Prince Philip's will is to remain secret for at least 90 years.
The Duke of Edinburgh passed away in April at the age of 99 but the document detailing his last wishes and the division of his assets will not be made public in order to protect the "dignity" of his wife, Queen Elizabeth, and other members of the royal family, judge Sir Andrew McFarlane ruled on Thursday (16.09.21).
The judge - who is president of the Family Division of the High Court - has not seen or had the contents of the will disclosed to me other than the date of its execution and the name of its executor, declared a private process can be held after the 90-year period has passed in order to determine if the documents should then be unsealed.
He wrote: "I have held that, because of the constitutional position of the Sovereign, it is appropriate to have a special practice in relation to royal wills.

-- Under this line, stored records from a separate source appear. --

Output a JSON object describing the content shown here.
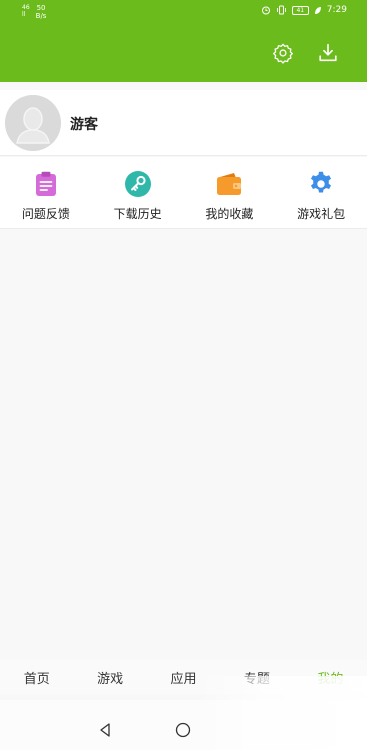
{
  "status_bar": {
    "signal": "46",
    "signal2": "ll",
    "speed_value": "50",
    "speed_unit": "B/s",
    "time": "7:29",
    "battery": "41"
  },
  "header": {
    "settings_icon": "gear-icon",
    "download_icon": "download-icon",
    "bg_color": "#6cbb1c"
  },
  "profile": {
    "username": "游客"
  },
  "shortcuts": [
    {
      "label": "问题反馈",
      "icon": "clipboard-icon",
      "color": "#d56bd8"
    },
    {
      "label": "下载历史",
      "icon": "key-icon",
      "color": "#2fb8a9"
    },
    {
      "label": "我的收藏",
      "icon": "wallet-icon",
      "color": "#f59a2b"
    },
    {
      "label": "游戏礼包",
      "icon": "gear-icon",
      "color": "#3d8ee8"
    }
  ],
  "tabs": [
    {
      "label": "首页"
    },
    {
      "label": "游戏"
    },
    {
      "label": "应用"
    },
    {
      "label": "专题"
    },
    {
      "label": "我的",
      "active": true
    }
  ],
  "accent_color": "#6cbb1c"
}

"There is a need to enhance the protection afforded to truly private aspects of the lives of this limited group of individuals in order to maintain the dignity of the Sovereign and close members of her family."

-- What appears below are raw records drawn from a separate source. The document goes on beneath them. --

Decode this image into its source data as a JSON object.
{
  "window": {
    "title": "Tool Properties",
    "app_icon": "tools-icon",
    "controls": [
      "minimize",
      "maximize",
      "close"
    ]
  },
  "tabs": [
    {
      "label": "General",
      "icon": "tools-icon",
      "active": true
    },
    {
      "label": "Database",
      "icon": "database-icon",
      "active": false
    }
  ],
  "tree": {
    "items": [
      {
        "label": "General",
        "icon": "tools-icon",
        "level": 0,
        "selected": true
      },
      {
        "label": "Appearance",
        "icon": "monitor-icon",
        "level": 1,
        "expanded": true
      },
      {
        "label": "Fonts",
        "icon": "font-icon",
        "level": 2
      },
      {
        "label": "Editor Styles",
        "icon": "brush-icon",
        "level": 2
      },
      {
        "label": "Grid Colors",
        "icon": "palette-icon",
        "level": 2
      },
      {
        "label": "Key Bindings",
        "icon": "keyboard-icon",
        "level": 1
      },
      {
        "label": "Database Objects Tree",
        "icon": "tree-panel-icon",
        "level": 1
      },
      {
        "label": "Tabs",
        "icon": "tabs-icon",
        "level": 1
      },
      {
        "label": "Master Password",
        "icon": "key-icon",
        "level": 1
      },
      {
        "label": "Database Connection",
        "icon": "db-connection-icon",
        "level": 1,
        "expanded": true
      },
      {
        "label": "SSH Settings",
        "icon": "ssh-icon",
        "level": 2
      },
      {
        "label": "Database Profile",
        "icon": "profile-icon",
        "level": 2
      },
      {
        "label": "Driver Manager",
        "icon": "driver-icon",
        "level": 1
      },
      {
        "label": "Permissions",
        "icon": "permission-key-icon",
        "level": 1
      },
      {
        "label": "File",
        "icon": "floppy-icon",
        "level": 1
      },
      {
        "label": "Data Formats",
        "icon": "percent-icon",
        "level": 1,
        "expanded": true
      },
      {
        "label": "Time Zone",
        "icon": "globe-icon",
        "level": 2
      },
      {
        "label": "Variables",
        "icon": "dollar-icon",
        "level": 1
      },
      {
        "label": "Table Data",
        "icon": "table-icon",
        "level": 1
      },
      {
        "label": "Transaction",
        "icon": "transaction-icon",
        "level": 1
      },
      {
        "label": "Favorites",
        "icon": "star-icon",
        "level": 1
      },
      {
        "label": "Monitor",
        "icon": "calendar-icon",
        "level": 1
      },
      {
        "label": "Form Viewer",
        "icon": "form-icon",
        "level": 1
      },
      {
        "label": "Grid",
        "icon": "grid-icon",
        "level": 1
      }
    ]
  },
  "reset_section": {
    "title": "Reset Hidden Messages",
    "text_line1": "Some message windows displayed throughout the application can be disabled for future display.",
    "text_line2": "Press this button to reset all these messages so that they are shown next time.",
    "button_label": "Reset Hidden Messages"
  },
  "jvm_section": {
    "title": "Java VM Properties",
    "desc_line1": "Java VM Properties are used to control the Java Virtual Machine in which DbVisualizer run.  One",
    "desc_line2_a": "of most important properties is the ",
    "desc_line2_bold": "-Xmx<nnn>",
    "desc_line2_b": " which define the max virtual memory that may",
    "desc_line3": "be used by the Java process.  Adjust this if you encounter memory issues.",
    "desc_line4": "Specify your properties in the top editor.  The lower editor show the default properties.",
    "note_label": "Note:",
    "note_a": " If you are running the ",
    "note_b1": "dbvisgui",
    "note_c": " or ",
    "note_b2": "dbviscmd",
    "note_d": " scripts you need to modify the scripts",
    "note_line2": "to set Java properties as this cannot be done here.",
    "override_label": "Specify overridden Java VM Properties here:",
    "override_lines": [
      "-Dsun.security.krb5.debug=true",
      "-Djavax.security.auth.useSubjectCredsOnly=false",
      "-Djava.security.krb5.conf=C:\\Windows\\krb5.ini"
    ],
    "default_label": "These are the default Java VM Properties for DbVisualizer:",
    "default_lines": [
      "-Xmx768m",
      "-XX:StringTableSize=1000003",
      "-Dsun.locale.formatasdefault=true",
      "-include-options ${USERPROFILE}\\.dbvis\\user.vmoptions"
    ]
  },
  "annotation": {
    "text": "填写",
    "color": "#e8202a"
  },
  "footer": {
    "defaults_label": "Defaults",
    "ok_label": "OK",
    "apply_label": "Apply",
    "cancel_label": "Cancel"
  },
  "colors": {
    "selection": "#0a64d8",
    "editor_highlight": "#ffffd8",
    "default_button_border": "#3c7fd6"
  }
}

The judge held a hearing with lawyers representing Philip's estate and the attorney general, who represented the public interest, in July, which was kept private because it would have generated "very significant publicity and conjecture" that would "defeat the purpose of the application."
He added: "I accepted the submission that, whilst there may be public curiosity as to the private arrangements that a member of the Royal Family may choose to make in their will, there is no true public interest in the public knowing this wholly private information."
It has been customary for almost 100 years for the wills of senior royals to remain sealed and in his position within the family courts, Andrew is said to be custodian of a safe which holds more than 30 sealed wills that belonged to deceased royal family members.
This article originally ran on celebretainment.com.